Doing the math using two-mile legs, the hypotenuse — outbound leg —is 2.8 miles. Round it off to three miles to make things easy. Now, insteadof guessing at timing, for the outbound procedure turn, turn to a groundtrackthat’s 45 degrees off outbound course, then use your actual groundspeedto determine how long to fly outbound. Rule of thumb: At 120 knots groundspeed,you’re going two miles per minute so use 90 seconds; at 180 knots, a minutewill do; at 90 knots, two minutes.
When you turn inbound, your actual intercept will actually be a littleinside of two miles from the FAF, depending on the wind, but it’ll be closeenough. If you want three miles from the FAF, fly the outbound PT leg foran additional mile or use 30-degrees off the outbound, rather than 45 degrees.
VOR, Loran and GPS
On a VOR approach with procedure turn, you can use the CDI scale toestimate your distance from the course. As a rough rule of thumb, yourdistance offset from a VOR course is equal to 200 feet per dot per mile.So, let’s say you’re on the outbound leg, the 360-degree radial. You eyeballthe 45-degree outbound procedure turn and watch the CDI needle, checkingyour DME distance from the VOR, which happens to be, say, 10 miles. Atfour dots deflection, you’d be 8000 feet or 1.3 miles off the course. Stillwell within the protected area. (On a VOR, four-dot deflection at 12.5miles would still be well within the two-mile offset we offered as a goodgouge.)
If you have loran or GPS — and these days, who doesn’t? — how canit help on the PT? One quick-and-dirty method is to just pass over thefix where the PT starts and then use the GPS or loran to fly a groundtrack45-degrees (or whatever) off the outbound leg. Thus, if the outbound is180-degrees, turn to a groundtrack of 135 degrees for your outbound andtime the leg for a three mile segment. It’s hard to get much more accuratethan this.
Some pilots plug in the entire approach as a route and although thatmay be too involved to do in the air, it can be done ahead of time. Inthis case, use the receiver’s offset waypoint capability to place a pointin space where you want to terminate the outbound PT leg. If you want toget really elaborate, you can also put a waypoint on the inbound course,where the PT intercepts it, two miles outside the FAF. To keep things legaland safe, make sure the GPS or loran guidance squares up reasonably withyour dead reckoning.

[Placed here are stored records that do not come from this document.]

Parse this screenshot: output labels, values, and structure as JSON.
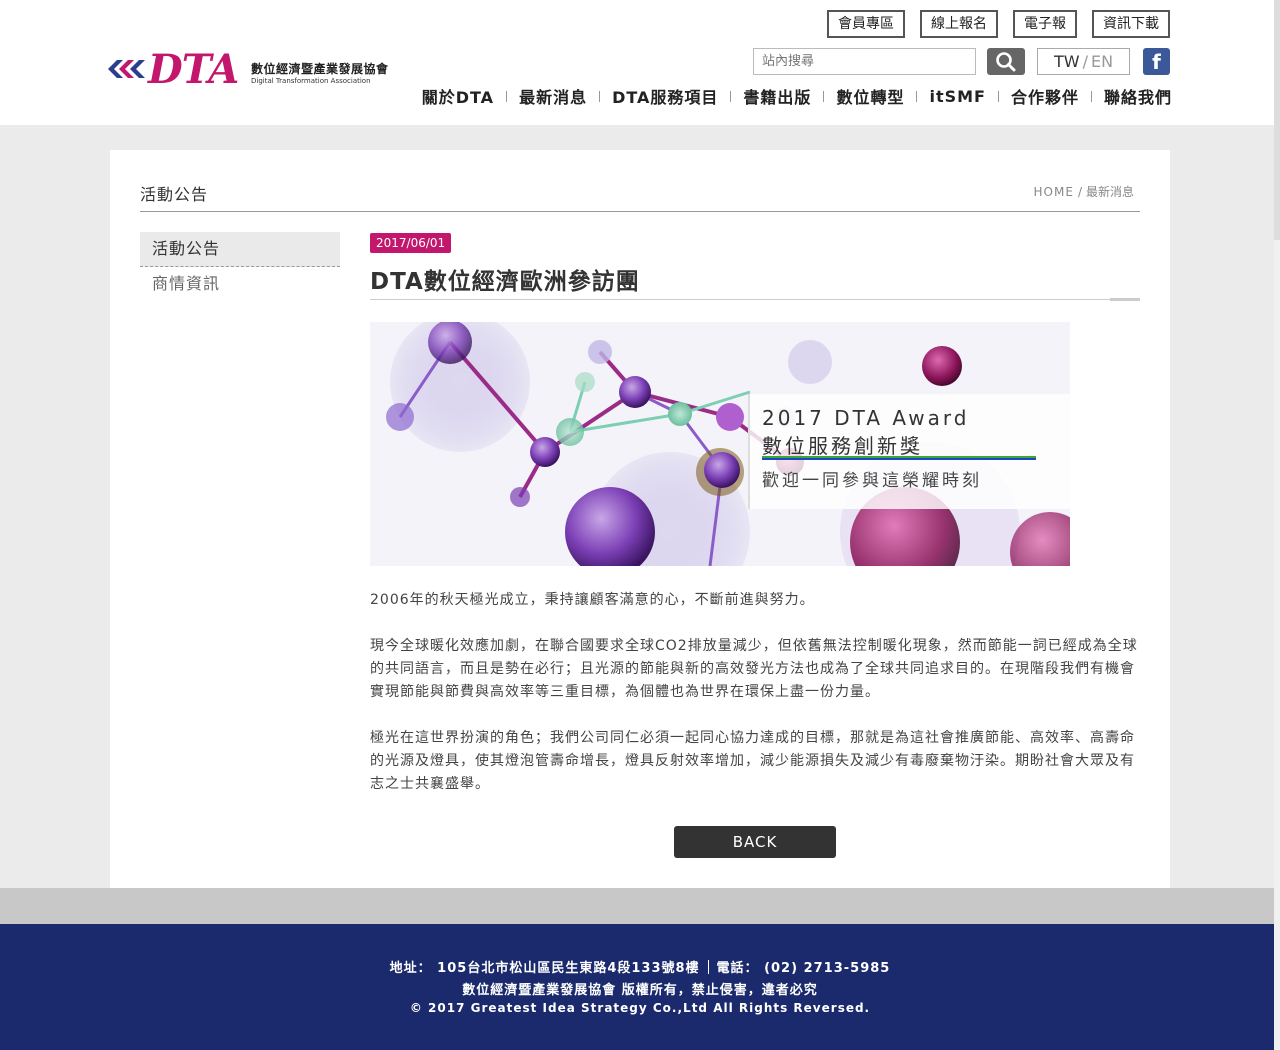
{
  "header": {
    "logo_text": "DTA",
    "logo_zh": "數位經濟暨產業發展協會",
    "logo_en": "Digital Transformation Association",
    "top_buttons": [
      "會員專區",
      "線上報名",
      "電子報",
      "資訊下載"
    ],
    "search_placeholder": "站內搜尋",
    "lang_tw": "TW",
    "lang_sep": "/",
    "lang_en": "EN",
    "facebook_label": "f",
    "nav": [
      "關於DTA",
      "最新消息",
      "DTA服務項目",
      "書籍出版",
      "數位轉型",
      "itSMF",
      "合作夥伴",
      "聯絡我們"
    ]
  },
  "page": {
    "title": "活動公告",
    "breadcrumb_home": "HOME",
    "breadcrumb_sep": "/",
    "breadcrumb_current": "最新消息"
  },
  "sidebar": {
    "items": [
      "活動公告",
      "商情資訊"
    ]
  },
  "article": {
    "date": "2017/06/01",
    "title": "DTA數位經濟歐洲參訪團",
    "banner_line1": "2017 DTA Award",
    "banner_line2": "數位服務創新獎",
    "banner_line3": "歡迎一同參與這榮耀時刻",
    "paragraphs": [
      "2006年的秋天極光成立，秉持讓顧客滿意的心，不斷前進與努力。",
      "現今全球暖化效應加劇，在聯合國要求全球CO2排放量減少，但依舊無法控制暖化現象，然而節能一詞已經成為全球的共同語言，而且是勢在必行；且光源的節能與新的高效發光方法也成為了全球共同追求目的。在現階段我們有機會實現節能與節費與高效率等三重目標，為個體也為世界在環保上盡一份力量。",
      "極光在這世界扮演的角色；我們公司同仁必須一起同心協力達成的目標，那就是為這社會推廣節能、高效率、高壽命的光源及燈具，使其燈泡管壽命增長，燈具反射效率增加，減少能源損失及減少有毒廢棄物汙染。期盼社會大眾及有志之士共襄盛舉。"
    ],
    "back_label": "BACK"
  },
  "footer": {
    "address": "地址： 105台北市松山區民生東路4段133號8樓",
    "phone": "電話： (02) 2713-5985",
    "rights_zh": "數位經濟暨產業發展協會 版權所有，禁止侵害，違者必究",
    "copyright": "© 2017 Greatest Idea Strategy Co.,Ltd All Rights Reversed."
  },
  "colors": {
    "brand": "#c3176d",
    "footer_bg": "#1a2a6c",
    "button_dark": "#333333"
  }
}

Keeping in mind the purpose of the course reversal, I run a mental checkliston these items: (1) Set up approach configuration and airspeed before reachingthe fix where the PT begins, including flaps as appropriate. (2) Aftercrossing the fix, turn outbound on the protected side to yield a 45-degreegroundtrack and (3) apply the speed factor to yield a three-mile outboundleg or whatever will have you intercept the inbound course two miles outsidethe FAF.
Finally — and this is critical — what is the wind direction and speedand what’s it doing to your groundspeed? In a fast airplane, this couldmake all the difference in the world. Don’t lose track of it.